By organizing and analyzing a company’s data, in the context of third party and government information as well, BI and data analytics specialists help executives find the connections between performance and data that can be difficult to recognize from printed reports and gain the insight they need for smarter decisions.
For those considering the field, there is data to suggest what future opportunities might be. Start with the industry as a whole. According to research firm MarketsandMarkets, the BI platform market will be worth $14.2 billion by 2019. That represents an estimated compound annual growth rate of 9.7 percent from 2014 to then.
With the enormous rise in the data generated in organizations, business intelligence and analytics industry have been rapidly growing. Business intelligence and analytics solutions offer attractive opportunity to the organizations that are yet to be fully embraced. These solutions help the companies to analyze structured and unstructured data generated at various sources and transform the same into useful and meaningful insights. Organizations now look for these solutions in order to solve their business problems that also help them improve their overall business performance and stay competitive in the market.
The aid the platforms offer will be particularly important in small- and medium-sized businesses (SMBs), which previously lacked the resources and budgets to develop and implement such systems. As IT departments at companies of all levels find themselves able to make such analytic capabilities available, businesses will find themselves in need of people who know how to use the tools and can provide meaningful insight into the data.
With the increased sophistication of tools has come a market shift in talent, according to SQL ServerPro. Many companies have already matured beyond simply creating data warehouses or reporting facilities. An increase in “simple point-and-click predictive or prescriptive capabilities” will lead more companies than ever to attempt to use analytics to better run their businesses.

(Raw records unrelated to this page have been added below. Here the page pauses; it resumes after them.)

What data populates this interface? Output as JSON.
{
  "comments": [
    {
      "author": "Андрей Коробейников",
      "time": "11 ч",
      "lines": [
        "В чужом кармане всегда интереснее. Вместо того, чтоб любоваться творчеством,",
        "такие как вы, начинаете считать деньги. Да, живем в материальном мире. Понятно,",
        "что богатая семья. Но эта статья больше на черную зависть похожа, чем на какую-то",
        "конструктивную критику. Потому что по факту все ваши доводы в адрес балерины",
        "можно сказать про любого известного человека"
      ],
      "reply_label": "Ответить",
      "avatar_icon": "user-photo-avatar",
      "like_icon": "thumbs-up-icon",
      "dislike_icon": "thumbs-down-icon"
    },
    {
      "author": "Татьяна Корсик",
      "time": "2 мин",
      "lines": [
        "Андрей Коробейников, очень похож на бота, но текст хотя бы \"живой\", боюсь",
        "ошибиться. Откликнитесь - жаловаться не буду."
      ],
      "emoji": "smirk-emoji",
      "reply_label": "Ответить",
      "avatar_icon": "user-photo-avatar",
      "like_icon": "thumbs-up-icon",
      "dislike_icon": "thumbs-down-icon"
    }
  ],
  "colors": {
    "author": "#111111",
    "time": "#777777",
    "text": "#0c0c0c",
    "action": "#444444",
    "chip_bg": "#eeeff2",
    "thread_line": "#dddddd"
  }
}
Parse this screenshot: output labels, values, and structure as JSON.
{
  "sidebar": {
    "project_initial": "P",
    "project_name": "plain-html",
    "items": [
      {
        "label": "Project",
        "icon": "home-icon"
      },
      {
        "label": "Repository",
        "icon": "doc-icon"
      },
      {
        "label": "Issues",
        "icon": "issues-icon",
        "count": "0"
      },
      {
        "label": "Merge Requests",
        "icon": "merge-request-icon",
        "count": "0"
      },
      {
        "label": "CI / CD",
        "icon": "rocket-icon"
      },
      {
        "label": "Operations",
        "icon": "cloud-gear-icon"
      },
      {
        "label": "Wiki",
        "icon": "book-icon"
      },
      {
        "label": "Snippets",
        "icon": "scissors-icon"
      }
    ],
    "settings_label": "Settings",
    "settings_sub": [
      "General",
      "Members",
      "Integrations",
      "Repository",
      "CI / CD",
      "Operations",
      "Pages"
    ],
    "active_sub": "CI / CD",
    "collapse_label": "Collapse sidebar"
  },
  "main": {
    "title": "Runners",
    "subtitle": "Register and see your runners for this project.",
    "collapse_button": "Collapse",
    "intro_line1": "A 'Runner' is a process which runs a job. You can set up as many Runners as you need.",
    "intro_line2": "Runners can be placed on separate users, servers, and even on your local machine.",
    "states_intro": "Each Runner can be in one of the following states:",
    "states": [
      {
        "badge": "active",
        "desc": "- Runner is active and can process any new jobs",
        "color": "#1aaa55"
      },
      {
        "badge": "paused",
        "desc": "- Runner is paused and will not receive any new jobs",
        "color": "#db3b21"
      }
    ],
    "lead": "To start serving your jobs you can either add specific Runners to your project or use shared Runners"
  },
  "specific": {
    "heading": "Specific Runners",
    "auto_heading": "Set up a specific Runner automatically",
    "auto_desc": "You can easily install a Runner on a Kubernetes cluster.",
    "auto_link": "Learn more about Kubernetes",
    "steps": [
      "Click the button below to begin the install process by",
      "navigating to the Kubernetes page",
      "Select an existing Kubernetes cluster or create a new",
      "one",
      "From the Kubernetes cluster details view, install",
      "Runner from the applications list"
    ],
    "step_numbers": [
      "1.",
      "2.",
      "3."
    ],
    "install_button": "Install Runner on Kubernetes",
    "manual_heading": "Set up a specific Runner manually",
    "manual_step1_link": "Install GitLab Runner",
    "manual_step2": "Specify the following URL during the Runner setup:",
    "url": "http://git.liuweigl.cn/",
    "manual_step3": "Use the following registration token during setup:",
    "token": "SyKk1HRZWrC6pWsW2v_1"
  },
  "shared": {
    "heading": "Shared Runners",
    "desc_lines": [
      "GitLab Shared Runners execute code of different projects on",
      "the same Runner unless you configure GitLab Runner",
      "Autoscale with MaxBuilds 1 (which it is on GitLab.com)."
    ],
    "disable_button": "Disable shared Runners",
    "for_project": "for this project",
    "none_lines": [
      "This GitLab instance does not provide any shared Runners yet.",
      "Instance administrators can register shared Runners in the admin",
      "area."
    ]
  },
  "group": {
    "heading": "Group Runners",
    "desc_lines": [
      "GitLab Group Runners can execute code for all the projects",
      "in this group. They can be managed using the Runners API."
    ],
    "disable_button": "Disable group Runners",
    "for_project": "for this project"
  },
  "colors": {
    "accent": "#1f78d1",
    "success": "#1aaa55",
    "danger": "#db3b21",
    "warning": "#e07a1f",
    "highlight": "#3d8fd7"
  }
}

However, following historical patterns, experts at American Sentinel think the chances are overwhelming that companies will assume ease of use to be the same as expertise. Think of spreadsheet development. From simple arithmetic capabilities, they can be capable of sophisticated statistical and other numeric forms of analysis. And yet, having tools at the ready doesn’t mean users know how to correctly apply them. Simple mistakes could result in wildly incorrect analyses and disastrous results.
Those studying BI and data analytics should see the combination of platform growth, availability of new capabilities to SMBs, expanded use among large corporations, and the need for expertise as good signs of professional opportunities in the near future.